Charlottesville Mayor Nikuyah Walker apologized for the firing of Police Chief RaShall Brackney during Tuesday’s City Council meeting. Last week, City Manager Chip Boyles exercised his right to terminate Brackney’s employment contract upon 90 days’ notice. Brackney, who was hired by the city in June 2018, will be on paid administrative leave until Nov. 30. Brackney has not commented on the termination publicly. Boyles did not address the termination of Brackney’s contract during the City Manager’s Response period of the meeting. Boyles did not give a reason for Brackney’s termination. Walker moved to add discussion of Brackney’s termination to the night’s agenda. Her motion was not seconded and therefore was not added to the agenda. Members of the community demanded answers about Brackney’s firing during the meeting. 
The Daily Progress

Faced with biting criticism from Republican  Prince William supervisors, Police Chief Peter Newsham on Tuesday defended his investigation into what he called a “potentially” threatening email sent to the board from a local resident that contained the subject line: “government target.” “There’s been allegations that this investigation was done for a political purpose. Nothing could be further from the truth,” Police Chief Peter Newsham told the board during their Sept. 7 meeting. Newsham’s remarks came after the board’s three Republican supervisors spent nearly an hour questioning him about the police department’s response to an Aug. 3 email sent to the supervisors by Dumfries resident Robert Hand, a local gun-rights activist. The email was critical of several Democrats on the board. 
Prince William Times

Southampton County School Board Chair Dr. Deborah Goodwyn recently offered a summary to the school board of a July 14 relationship-building meeting that took place between county and school leaders. She highlighted the school system’s preferred approach to communication and collaboration between it and county leadership. “Now, when we talked about requesting information, they can request information of us, but when they request information, we were thinking that it’s information that would be helpful to the Board of Supervisors in making informed decisions,” Goodwyn said. “And when we were on that topic, for example, we talked about if the Board of Supervisors had potential businesses coming into the area, then Dr. Shannon would be happy to meet with potential businesses to talk about the school system, to talk about how we could make sure we have a workforce that’s qualified for the businesses coming in.” Goodwyn said she wanted to assure the school board that when she, Pope and Shannon talked about exchanging information, they talked about how to request information and were thinking that if the Board of Supervisors needed or wanted information that would help it make better, informed decisions related to their area of responsibility, school leaders would be happy to comply.  “We did not mean that they could ask us any question and we would feel compelled to answer,” she said. “FOIA, the Freedom of Information Act, refers to documents. So, of course, there’s a document that is available to the public — if they want it, they can certainly get it.”
The Tidewater News

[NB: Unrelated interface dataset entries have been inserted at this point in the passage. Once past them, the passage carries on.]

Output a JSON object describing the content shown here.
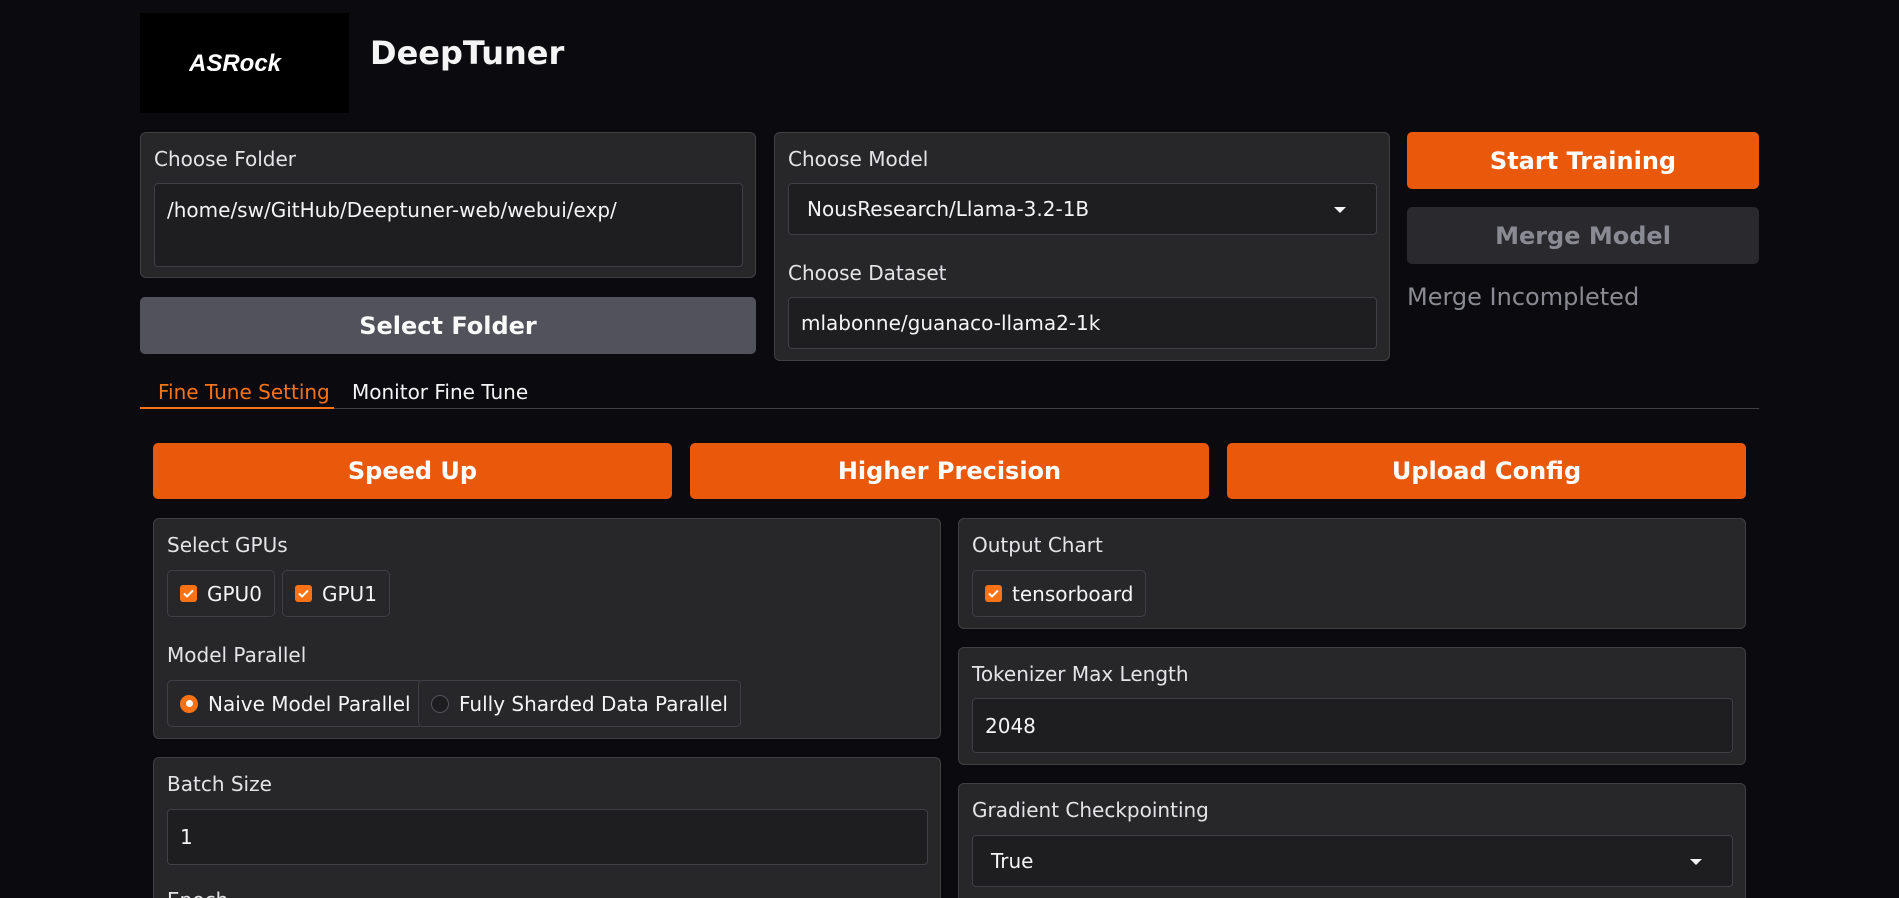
{
  "header": {
    "logo_text": "ASRock",
    "title": "DeepTuner"
  },
  "folder": {
    "label": "Choose Folder",
    "value": "/home/sw/GitHub/Deeptuner-web/webui/exp/",
    "select_button": "Select Folder"
  },
  "model": {
    "label": "Choose Model",
    "value": "NousResearch/Llama-3.2-1B"
  },
  "dataset": {
    "label": "Choose Dataset",
    "value": "mlabonne/guanaco-llama2-1k"
  },
  "actions": {
    "start_training": "Start Training",
    "merge_model": "Merge Model",
    "merge_status": "Merge Incompleted"
  },
  "tabs": [
    {
      "label": "Fine Tune Setting",
      "active": true
    },
    {
      "label": "Monitor Fine Tune",
      "active": false
    }
  ],
  "presets": {
    "speed_up": "Speed Up",
    "higher_precision": "Higher Precision",
    "upload_config": "Upload Config"
  },
  "gpus": {
    "label": "Select GPUs",
    "options": [
      {
        "label": "GPU0",
        "checked": true
      },
      {
        "label": "GPU1",
        "checked": true
      }
    ]
  },
  "parallel": {
    "label": "Model Parallel",
    "options": [
      {
        "label": "Naive Model Parallel",
        "selected": true
      },
      {
        "label": "Fully Sharded Data Parallel",
        "selected": false
      }
    ]
  },
  "output_chart": {
    "label": "Output Chart",
    "options": [
      {
        "label": "tensorboard",
        "checked": true
      }
    ]
  },
  "tokenizer": {
    "label": "Tokenizer Max Length",
    "value": "2048"
  },
  "batch": {
    "label": "Batch Size",
    "value": "1",
    "next_label_partial": "Epoch"
  },
  "gradient": {
    "label": "Gradient Checkpointing",
    "value": "True"
  },
  "colors": {
    "accent": "#ea580c",
    "background": "#0b0b0f",
    "panel": "#27272a"
  }
}
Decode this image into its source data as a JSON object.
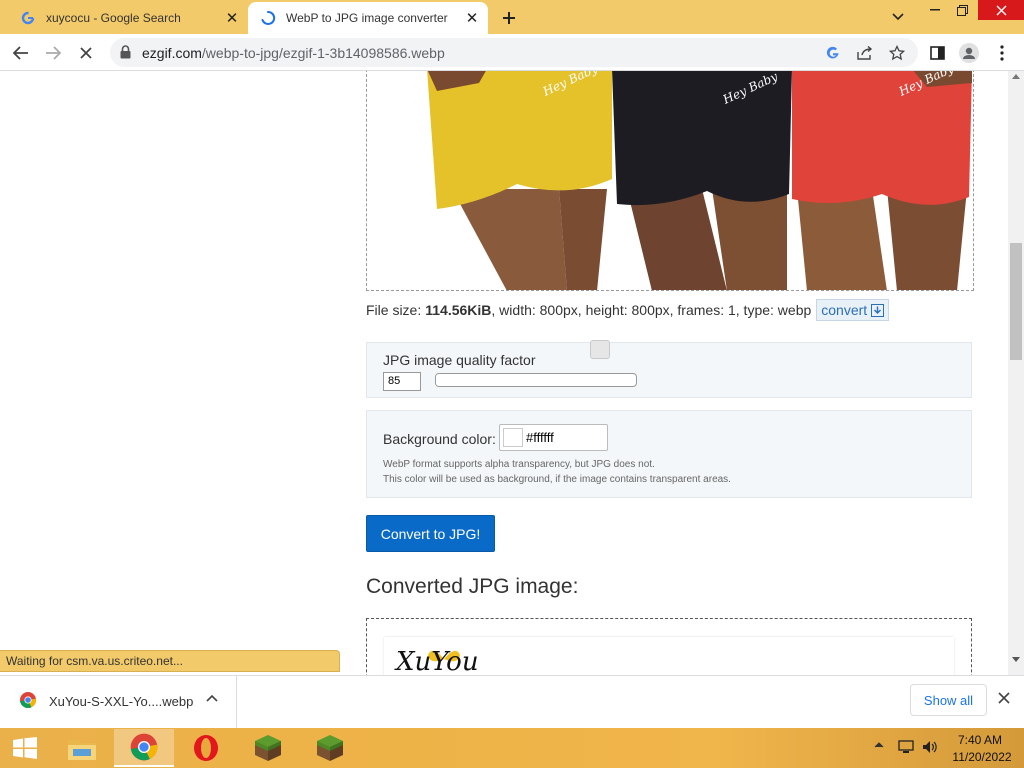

The Pound Town Council has told the Wise County Board of Supervisors it opposes a proposed request for the Virginia General Assembly to repeal the town’s charter. Tuesday’s emergency meeting was held in an outside picnic area because town hall and employees had been exposed to COVID-19, according to Mayor Stacey Carson. At least 25 town residents and members of the public filled picnic tables, though, to hear the depleted three-member council adopt the resolution by Clifton Cauthorne. The resolution “rejects the narrative being put forward” in the county draft that “the town has a total disregard for the basic tenets of a local government.” It cites the county draft’s claims that town government is not able to provide a “fiscally responsible and safe environment” or to guarantee protection of citizens, persons and property.
Times News
stories from around the country
Minnesota State Patrol officers purged emails and texts after protests over the death of George Floyd last year, according to a transcript of court testimony released Friday. Maj. Joseph Dwyer said he and a "vast majority" of the Minnesota State Patrol deleted the messages during the summer of 2020, according to testimony from a hearing July 28 in an American Civil Liberties Union lawsuit alleging the agency used unnecessary and excessive force to target journalists who covered the protests. Dwyer said supervisors did not order the purge; it is a "standard practice" for patrol members to delete texts and emails periodically or after a major event. "You just decided, shortly after the George Floyd protests, this would be a good time to clean out my inbox?" ACLU attorney Kevin Riach asked, according to the transcript. Minnesota law requires the State Patrol to keep records of official activity and allows members to delete messages only under a schedule approved by a state records panel, said Don Gemberling, spokesperson for the nonprofit Minnesota Coalition on Government Information. 
USA Today